> **PROBLEM TO SOLVE**
Every entry here needs to be repeated exactly.

> **RECORDS TO PROCESS**
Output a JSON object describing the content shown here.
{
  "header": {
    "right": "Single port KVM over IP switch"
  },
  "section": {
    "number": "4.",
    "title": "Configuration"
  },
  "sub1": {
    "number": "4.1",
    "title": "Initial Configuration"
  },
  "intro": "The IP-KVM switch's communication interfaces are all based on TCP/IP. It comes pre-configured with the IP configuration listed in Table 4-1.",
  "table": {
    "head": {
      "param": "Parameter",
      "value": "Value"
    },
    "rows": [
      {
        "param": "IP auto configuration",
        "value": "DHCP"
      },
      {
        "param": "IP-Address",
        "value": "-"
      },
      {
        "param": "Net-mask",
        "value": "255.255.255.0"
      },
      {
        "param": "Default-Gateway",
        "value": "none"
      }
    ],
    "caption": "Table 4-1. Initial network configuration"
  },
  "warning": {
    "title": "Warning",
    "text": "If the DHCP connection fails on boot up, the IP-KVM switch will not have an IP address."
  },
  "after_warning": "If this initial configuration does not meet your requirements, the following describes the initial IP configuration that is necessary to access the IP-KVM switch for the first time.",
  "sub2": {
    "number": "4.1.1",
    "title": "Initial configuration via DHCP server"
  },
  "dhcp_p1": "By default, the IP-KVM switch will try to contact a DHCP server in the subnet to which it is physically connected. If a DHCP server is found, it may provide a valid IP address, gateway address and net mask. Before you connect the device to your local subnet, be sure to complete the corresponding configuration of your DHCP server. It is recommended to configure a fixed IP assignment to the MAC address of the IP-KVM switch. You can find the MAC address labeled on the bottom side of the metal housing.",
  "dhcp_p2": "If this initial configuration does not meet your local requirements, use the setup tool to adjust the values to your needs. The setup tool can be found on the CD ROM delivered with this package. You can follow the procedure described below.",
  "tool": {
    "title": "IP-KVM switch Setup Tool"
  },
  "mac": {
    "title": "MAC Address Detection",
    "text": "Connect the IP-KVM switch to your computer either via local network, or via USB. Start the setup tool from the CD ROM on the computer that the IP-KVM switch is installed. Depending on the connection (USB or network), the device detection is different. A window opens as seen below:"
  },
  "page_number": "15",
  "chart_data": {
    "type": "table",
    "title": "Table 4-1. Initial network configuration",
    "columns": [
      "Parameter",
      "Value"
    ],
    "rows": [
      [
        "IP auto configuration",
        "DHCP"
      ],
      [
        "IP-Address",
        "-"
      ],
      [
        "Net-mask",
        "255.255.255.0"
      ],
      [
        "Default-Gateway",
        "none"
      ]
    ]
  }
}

> **THE ANSWER**
Output a JSON object describing the content shown here.
{
  "header": {
    "right": "Single port KVM over IP switch"
  },
  "section": {
    "number": "4.",
    "title": "Configuration"
  },
  "sub1": {
    "number": "4.1",
    "title": "Initial Configuration"
  },
  "intro": "The IP-KVM switch's communication interfaces are all based on TCP/IP. It comes pre-configured with the IP configuration listed in Table 4-1.",
  "table": {
    "head": {
      "param": "Parameter",
      "value": "Value"
    },
    "rows": [
      {
        "param": "IP auto configuration",
        "value": "DHCP"
      },
      {
        "param": "IP-Address",
        "value": "-"
      },
      {
        "param": "Net-mask",
        "value": "255.255.255.0"
      },
      {
        "param": "Default-Gateway",
        "value": "none"
      }
    ],
    "caption": "Table 4-1. Initial network configuration"
  },
  "warning": {
    "title": "Warning",
    "text": "If the DHCP connection fails on boot up, the IP-KVM switch will not have an IP address."
  },
  "after_warning": "If this initial configuration does not meet your requirements, the following describes the initial IP configuration that is necessary to access the IP-KVM switch for the first time.",
  "sub2": {
    "number": "4.1.1",
    "title": "Initial configuration via DHCP server"
  },
  "dhcp_p1": "By default, the IP-KVM switch will try to contact a DHCP server in the subnet to which it is physically connected. If a DHCP server is found, it may provide a valid IP address, gateway address and net mask. Before you connect the device to your local subnet, be sure to complete the corresponding configuration of your DHCP server. It is recommended to configure a fixed IP assignment to the MAC address of the IP-KVM switch. You can find the MAC address labeled on the bottom side of the metal housing.",
  "dhcp_p2": "If this initial configuration does not meet your local requirements, use the setup tool to adjust the values to your needs. The setup tool can be found on the CD ROM delivered with this package. You can follow the procedure described below.",
  "tool": {
    "title": "IP-KVM switch Setup Tool"
  },
  "mac": {
    "title": "MAC Address Detection",
    "text": "Connect the IP-KVM switch to your computer either via local network, or via USB. Start the setup tool from the CD ROM on the computer that the IP-KVM switch is installed. Depending on the connection (USB or network), the device detection is different. A window opens as seen below:"
  },
  "page_number": "15",
  "chart_data": {
    "type": "table",
    "title": "Table 4-1. Initial network configuration",
    "columns": [
      "Parameter",
      "Value"
    ],
    "rows": [
      [
        "IP auto configuration",
        "DHCP"
      ],
      [
        "IP-Address",
        "-"
      ],
      [
        "Net-mask",
        "255.255.255.0"
      ],
      [
        "Default-Gateway",
        "none"
      ]
    ]
  }
}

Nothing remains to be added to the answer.